Thus the child does not need a teacher, but only needs to have this knowledge unleashed, which is what the materials in CGS are proposed to achieve. Since the knowledge would not come through learning things externally but from cultivating the innate knowledge from within, there is no longer a need to cover all the essential content of a catechism course, for the child will come to know and understand God through his own power. This is why Sophia Cavalletti believed she could remove substantial parts of Catholic doctrine which the Church had deemed essential elements of a catechesis program.
"According to Cavalletti, she and Gobbi made many mistakes and had to throw away some of the materials they had created as they searched to find the essential themes and elements that correspond to the needs of the children. Only materials that aroused much interest and deep joy were kept. They were seeking the most essential and the simplest materials that would help the personal work of the children so that the children would be able to grasp the message of the Scripture or the liturgy.
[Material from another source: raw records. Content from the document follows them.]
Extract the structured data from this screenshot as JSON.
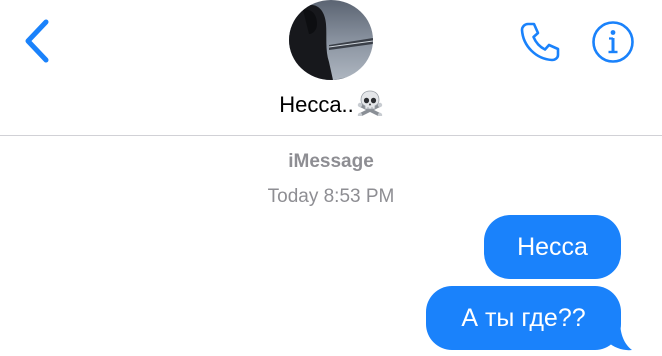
{
  "header": {
    "back_icon": "chevron-left-icon",
    "contact_name": "Несса..",
    "contact_emoji": "☠️",
    "call_icon": "phone-icon",
    "info_icon": "info-icon",
    "accent_color": "#1a82fb"
  },
  "thread": {
    "service_label": "iMessage",
    "timestamp": "Today 8:53 PM",
    "messages": [
      {
        "text": "Несса",
        "direction": "outgoing"
      },
      {
        "text": "А ты где??",
        "direction": "outgoing"
      }
    ],
    "bubble_color": "#1a82fb"
  }
}
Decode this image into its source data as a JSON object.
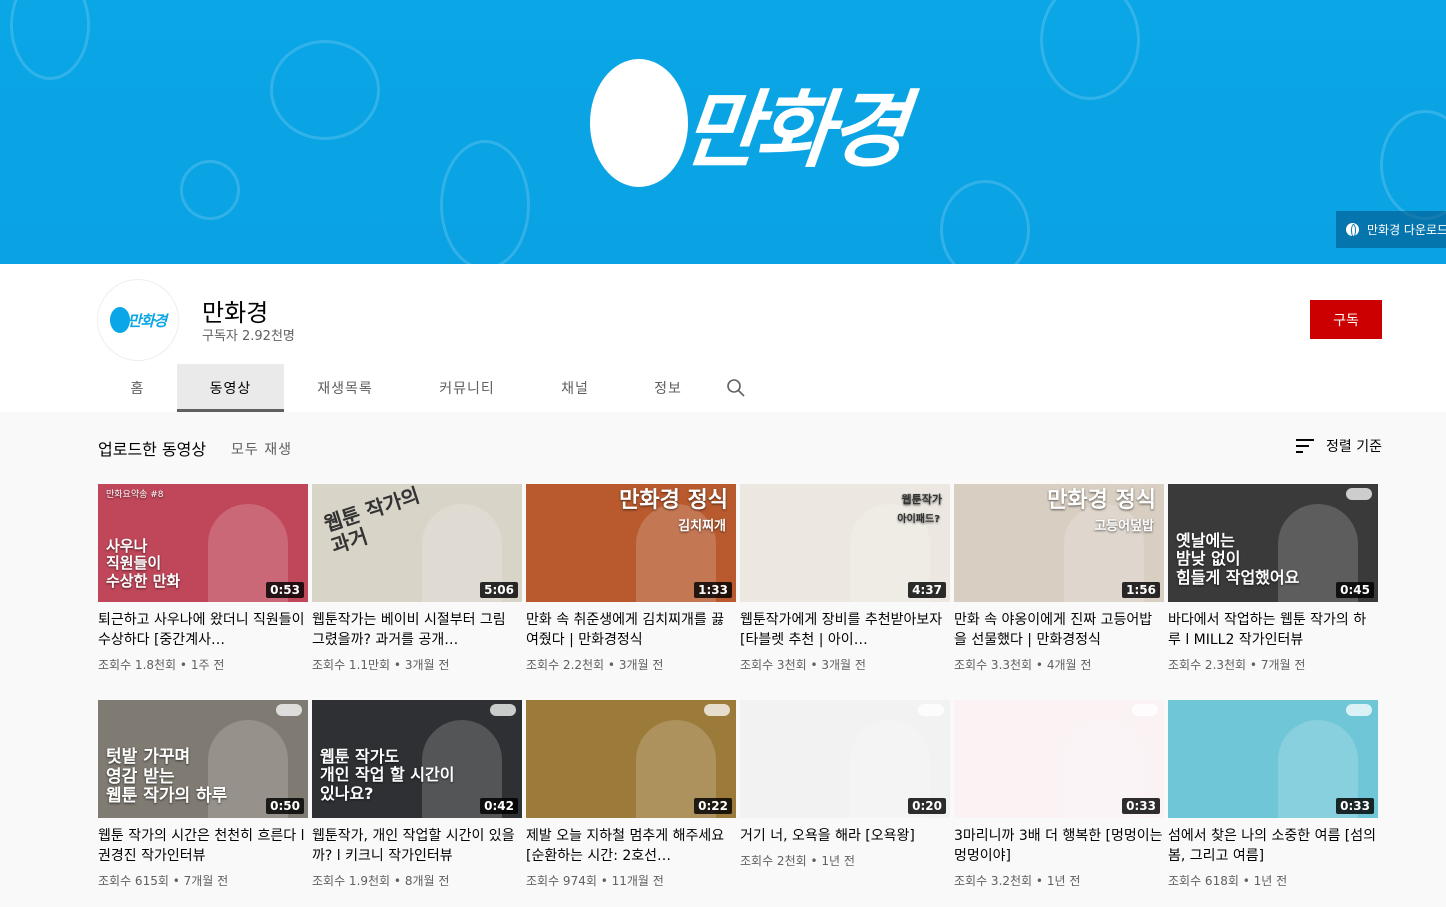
{
  "banner": {
    "logo_text": "만화경",
    "link_label": "만화경 다운로드"
  },
  "channel": {
    "avatar_text": "만화경",
    "name": "만화경",
    "subscribers": "구독자 2.92천명",
    "subscribe_label": "구독"
  },
  "tabs": [
    {
      "label": "홈"
    },
    {
      "label": "동영상",
      "active": true
    },
    {
      "label": "재생목록"
    },
    {
      "label": "커뮤니티"
    },
    {
      "label": "채널"
    },
    {
      "label": "정보"
    }
  ],
  "section": {
    "title": "업로드한 동영상",
    "play_all": "모두 재생",
    "sort_label": "정렬 기준"
  },
  "videos": [
    {
      "title": "퇴근하고 사우나에 왔더니 직원들이 수상하다 [중간계사…",
      "views": "조회수 1.8천회",
      "age": "1주 전",
      "duration": "0:53",
      "thumb_text": "사우나\n직원들이\n수상한 만화",
      "thumb_tag": "만화요약송 #8"
    },
    {
      "title": "웹툰작가는 베이비 시절부터 그림 그렸을까? 과거를 공개…",
      "views": "조회수 1.1만회",
      "age": "3개월 전",
      "duration": "5:06",
      "thumb_text": "웹툰 작가의\n과거"
    },
    {
      "title": "만화 속 취준생에게 김치찌개를 끓여줬다 | 만화경정식",
      "views": "조회수 2.2천회",
      "age": "3개월 전",
      "duration": "1:33",
      "thumb_text": "만화경 정식",
      "thumb_sub": "김치찌개"
    },
    {
      "title": "웹툰작가에게 장비를 추천받아보자 [타블렛 추천 | 아이…",
      "views": "조회수 3천회",
      "age": "3개월 전",
      "duration": "4:37",
      "thumb_text": "웹툰작가",
      "thumb_sub": "아이패드?"
    },
    {
      "title": "만화 속 야옹이에게 진짜 고등어밥을 선물했다 | 만화경정식",
      "views": "조회수 3.3천회",
      "age": "4개월 전",
      "duration": "1:56",
      "thumb_text": "만화경 정식",
      "thumb_sub": "고등어덮밥"
    },
    {
      "title": "바다에서 작업하는 웹툰 작가의 하루 l MILL2 작가인터뷰",
      "views": "조회수 2.3천회",
      "age": "7개월 전",
      "duration": "0:45",
      "thumb_text": "옛날에는\n밤낮 없이\n힘들게 작업했어요"
    },
    {
      "title": "웹툰 작가의 시간은 천천히 흐른다 l 권경진 작가인터뷰",
      "views": "조회수 615회",
      "age": "7개월 전",
      "duration": "0:50",
      "thumb_text": "텃밭 가꾸며\n영감 받는\n웹툰 작가의 하루"
    },
    {
      "title": "웹툰작가, 개인 작업할 시간이 있을까? l 키크니 작가인터뷰",
      "views": "조회수 1.9천회",
      "age": "8개월 전",
      "duration": "0:42",
      "thumb_text": "웹툰 작가도\n개인 작업 할 시간이\n있나요?"
    },
    {
      "title": "제발 오늘 지하철 멈추게 해주세요 [순환하는 시간: 2호선…",
      "views": "조회수 974회",
      "age": "11개월 전",
      "duration": "0:22",
      "thumb_text": ""
    },
    {
      "title": "거기 너, 오욕을 해라 [오욕왕]",
      "views": "조회수 2천회",
      "age": "1년 전",
      "duration": "0:20",
      "thumb_text": ""
    },
    {
      "title": "3마리니까 3배 더 행복한 [멍멍이는 멍멍이야]",
      "views": "조회수 3.2천회",
      "age": "1년 전",
      "duration": "0:33",
      "thumb_text": ""
    },
    {
      "title": "섬에서 찾은 나의 소중한 여름 [섬의 봄, 그리고 여름]",
      "views": "조회수 618회",
      "age": "1년 전",
      "duration": "0:33",
      "thumb_text": ""
    }
  ],
  "colors": {
    "banner": "#0aa6e6",
    "subscribe": "#cc0000",
    "thumb_bgs": [
      "#c0475a",
      "#d9d4c8",
      "#b85a2e",
      "#ece8e1",
      "#d8cfc2",
      "#3a3a3a",
      "#7f7a72",
      "#2e3033",
      "#9c7a3a",
      "#f2f2f2",
      "#fbf2f4",
      "#6ec6d6"
    ]
  }
}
Therefore, anything that was not essential was removed from the atrium." https://www.biola.edu/talbot/ce20/database/sofia-cavalletti
Since the catechists are no longer necessary to pass on the Faith and are replaced by inner knowledge, the catechists are reduced to mere facilitators who risk confusing the child if they distract him from listening to his inner sentiment.
"the only Teacher is Christ; both children and adults place themselves in a listening stance before his Word" CGS 32 Points of Reflection
"The catechist is not a teacher, remembering that the only Teacher is Christ himself. The catechist renounces every form of control" CGS 32 Points of Reflection
"The material makes it possible for the catechist to assume his/her proper “post” as “the useless servant.”" CGS 32 Points of Reflection
"The attitude of the adult has to be marked by humility before the capacities of the child, establishing a right rapport with the child, that is to say, respecting the personality of the child, and waiting for the child to reveal himself/herself." CGS 32 Points of Reflection
Another reason the catechist does not teach is that adults do not have the same access to this innate knowledge. Maria Montessori talks about this in her journal article titled "The Child: The Eternal Messiah" in the Theosophical Digest, and we also find this ideology manifest in the writings of Sophia Cavalletti.
"children's deep and mysterious relationship with God, a relationship that she feels is much more serious than that of adults" https://www.biola.edu/talbot/ce20/database/sofia-cavalletti
And below we can see the fruits of this psychology in the CGS program, stating that the child will teach the adults. Though this sounds absurd at first, it makes sense once one understands the psychology of Maria Montessori.
27. The Catechesis of the Good Shepherd is also concerned with helping adults open their eyes to the hidden riches of the child, especially to the child’s spiritual wealth, so that adults will be drawn to learn from the child and to serve him/her. CGS 32 Points of Reflection
If this understanding of the child and his or her relationship with God is false, then we will end up with children who know very little about their religion. This idea that religion is not passed down from the apostles, but is known through an intrinsic sentiment has been condemned by Pope Pius X as an error of the Modernist. This idea that the child has secret knowledge not accessible to others is an error of the Gnostics. Thus it would appear the entire system which CGS has devised, is not, in fact, a system of passing on the Faith, because that is forbidden. Rather CGS is a system for coming to a knowledge of the faith, without passing knowledge from teacher to pupil; this has been condemned as heresy and theological error for virtually the entire history of the Church. Thus, if an internal sentiment is not passing the Faith to the children, then CGS leaves the children with nothing more than a 'joyful experience' from which they have learned very little.